The political philosopher Francis Fukyama wrote an entire book about it–and now it appears to be in short supply among Western Allies.
For Germans, it is particularly painful. We remember well the days of the Cold War, when East Germans like Ms. Merkel were spied on by the Stasi. Again, in some ways this is worse: The Stasi wasn’t our friend; America is.
In International Diplomacy 101, one learns that the most important ingredient of international cooperation is trust, easy to lose but hard to gain. How can Ms. Merkel, or anyone else in the European political leadership, ever trust the White House again?

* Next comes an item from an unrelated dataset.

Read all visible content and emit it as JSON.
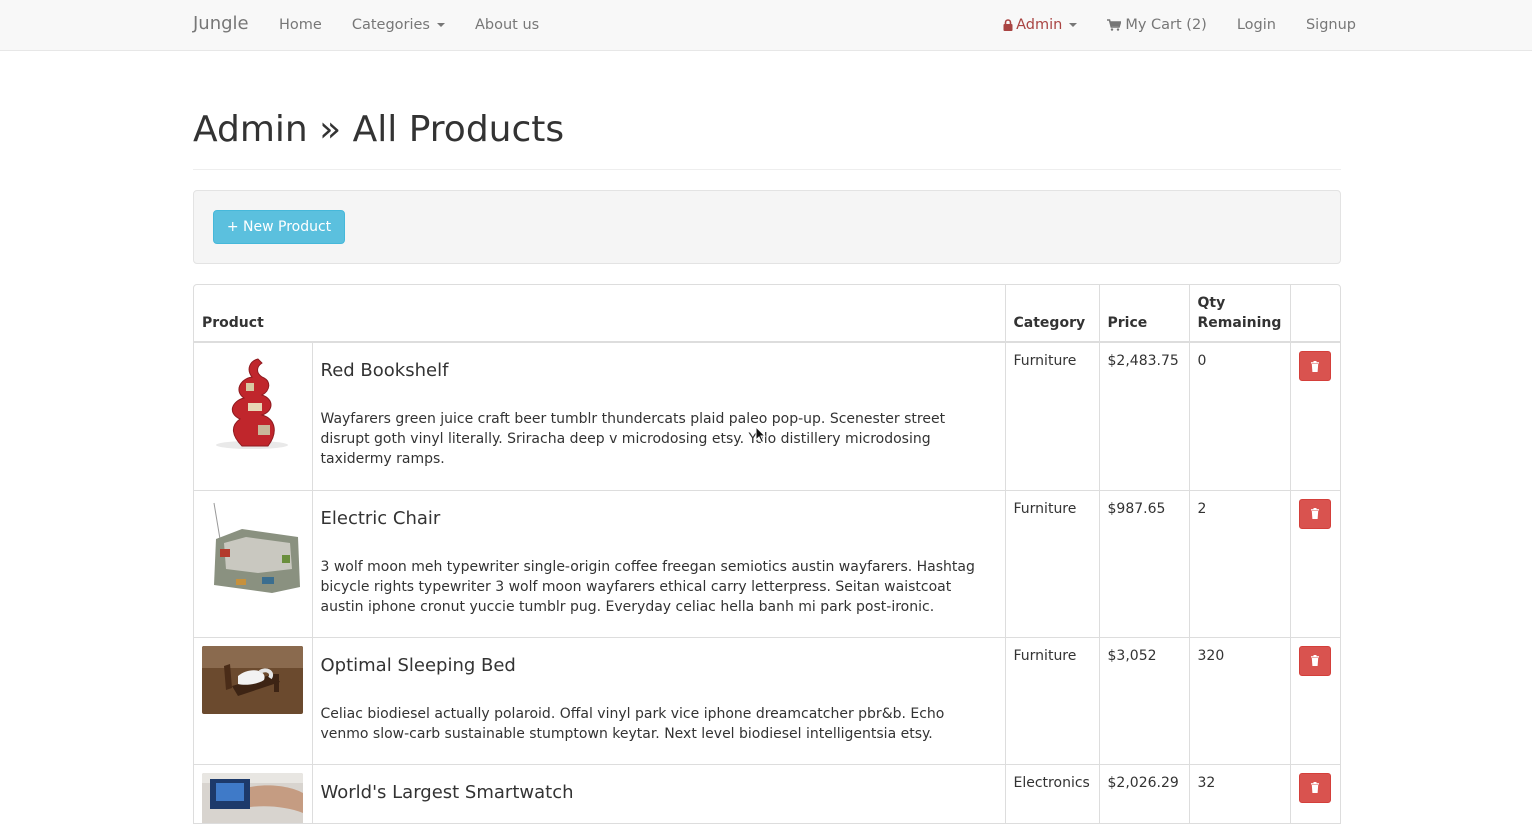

The problem is not that countries spy on one another per se. Everybody does it (well, many countries do it) with varying degrees of effectiveness and success. But few governments do it to the extent that the Americans appear to have — the tap on Ms. Merkel’s phone began in 2002, long before she became chancellor, and apparently continued even after she was awarded the Medal of Freedom in the Rose Garden a few years ago.